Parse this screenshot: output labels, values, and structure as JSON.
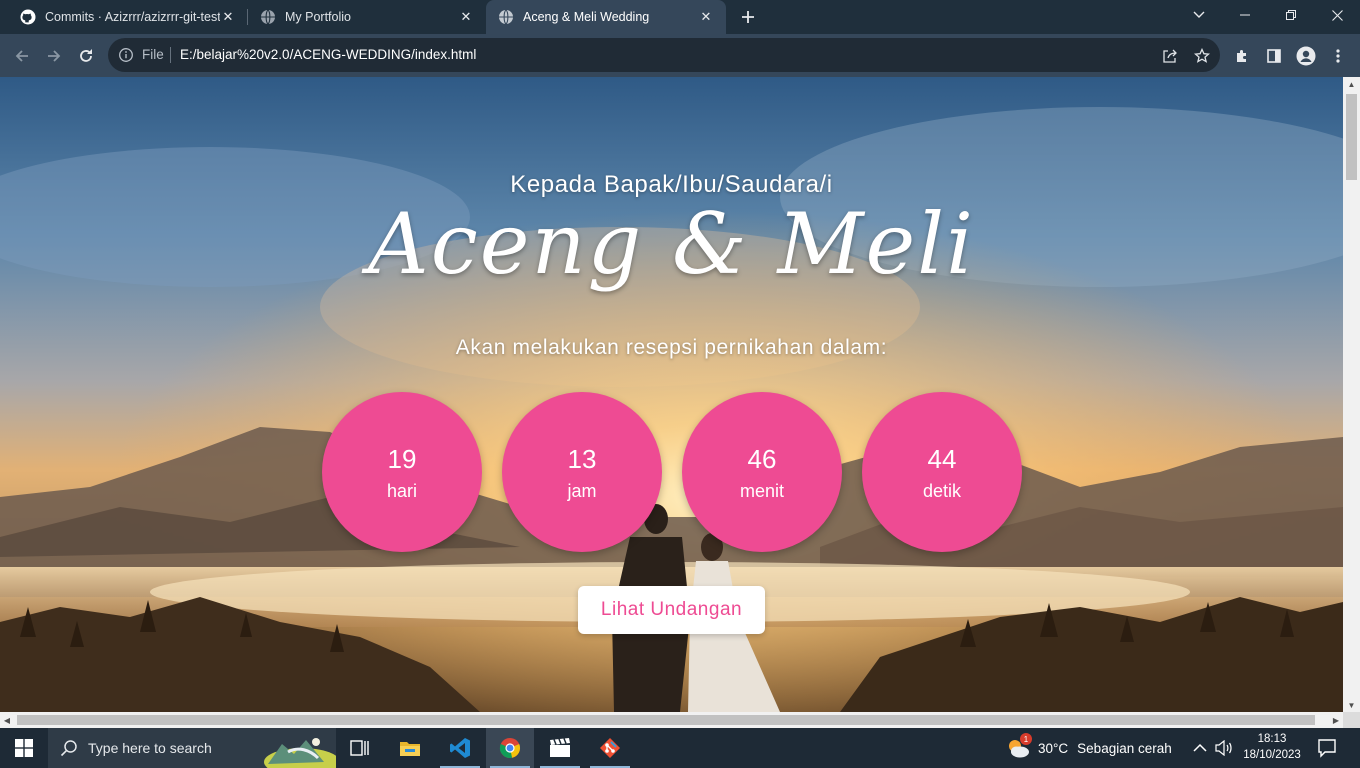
{
  "browser": {
    "tabs": [
      {
        "title": "Commits · Azizrrr/azizrrr-git-test",
        "icon": "github-icon",
        "active": false
      },
      {
        "title": "My Portfolio",
        "icon": "globe-icon",
        "active": false
      },
      {
        "title": "Aceng & Meli Wedding",
        "icon": "globe-icon",
        "active": true
      }
    ],
    "address": {
      "scheme_label": "File",
      "url": "E:/belajar%20v2.0/ACENG-WEDDING/index.html"
    }
  },
  "page": {
    "greeting": "Kepada Bapak/Ibu/Saudara/i",
    "couple": "Aceng & Meli",
    "subtitle": "Akan melakukan resepsi pernikahan dalam:",
    "countdown": [
      {
        "value": "19",
        "unit": "hari"
      },
      {
        "value": "13",
        "unit": "jam"
      },
      {
        "value": "46",
        "unit": "menit"
      },
      {
        "value": "44",
        "unit": "detik"
      }
    ],
    "cta_label": "Lihat Undangan",
    "colors": {
      "accent": "#ee4b93",
      "button_bg": "#ffffff"
    }
  },
  "taskbar": {
    "search_placeholder": "Type here to search",
    "apps": [
      "task-view-icon",
      "file-explorer-icon",
      "vscode-icon",
      "chrome-icon",
      "clapper-icon",
      "git-icon"
    ],
    "weather": {
      "temp": "30°C",
      "condition": "Sebagian cerah",
      "badge": "1"
    },
    "clock": {
      "time": "18:13",
      "date": "18/10/2023"
    }
  }
}
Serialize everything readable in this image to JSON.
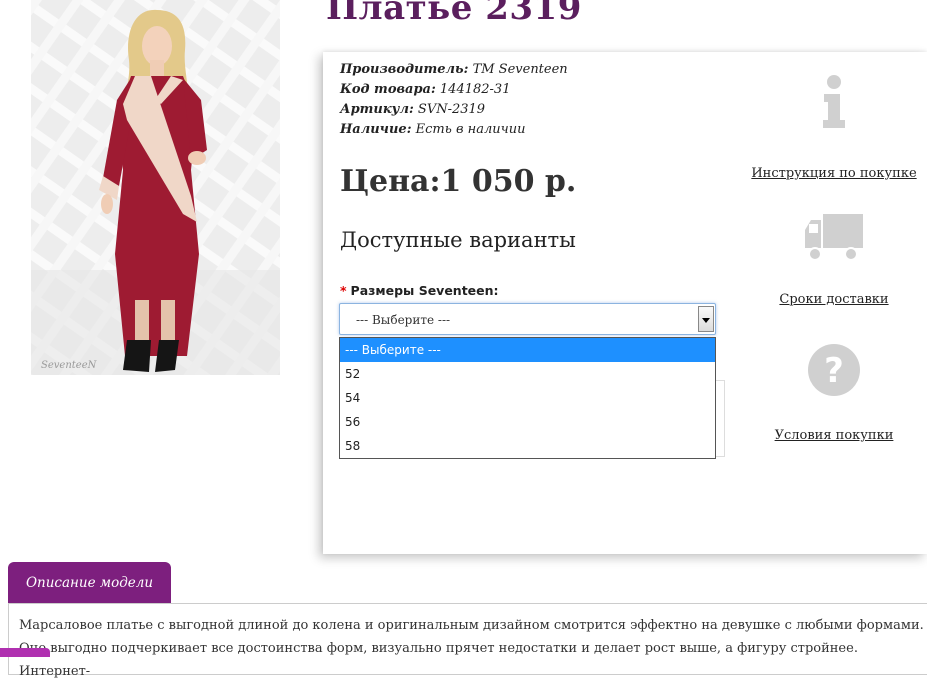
{
  "product": {
    "title": "Платье 2319",
    "specs": [
      {
        "label": "Производитель:",
        "value": "TM Seventeen"
      },
      {
        "label": "Код товара:",
        "value": "144182-31"
      },
      {
        "label": "Артикул:",
        "value": "SVN-2319"
      },
      {
        "label": "Наличие:",
        "value": "Есть в наличии"
      }
    ],
    "price": "Цена:1 050 р.",
    "variants_heading": "Доступные варианты",
    "photo_watermark": "SeventeeN"
  },
  "size_select": {
    "required_mark": "*",
    "label": "Размеры Seventeen:",
    "selected": "--- Выберите ---",
    "options": [
      "--- Выберите ---",
      "52",
      "54",
      "56",
      "58"
    ]
  },
  "sidebar": {
    "instructions": {
      "label": "Инструкция по покупке",
      "icon": "info-icon"
    },
    "delivery": {
      "label": "Сроки доставки",
      "icon": "truck-icon"
    },
    "conditions": {
      "label": "Условия покупки",
      "icon": "question-icon"
    }
  },
  "description": {
    "tab_label": "Описание модели",
    "text": "Марсаловое платье с выгодной длиной до колена и оригинальным дизайном смотрится эффектно на девушке с любыми формами. Оно выгодно подчеркивает все достоинства форм, визуально прячет недостатки и делает рост выше, а фигуру стройнее. Интернет-"
  },
  "colors": {
    "title": "#5b1f5e",
    "tab": "#7d1f7e",
    "dress": "#9e1b32",
    "accent_stripe": "#f0d7c8",
    "dropdown_highlight": "#1e90ff",
    "icon_gray": "#d0d0d0"
  }
}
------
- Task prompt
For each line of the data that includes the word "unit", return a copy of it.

- Answer to this problem
        "unit": "hari"
        "unit": "jam"
        "unit": "menit"
        "unit": "detik"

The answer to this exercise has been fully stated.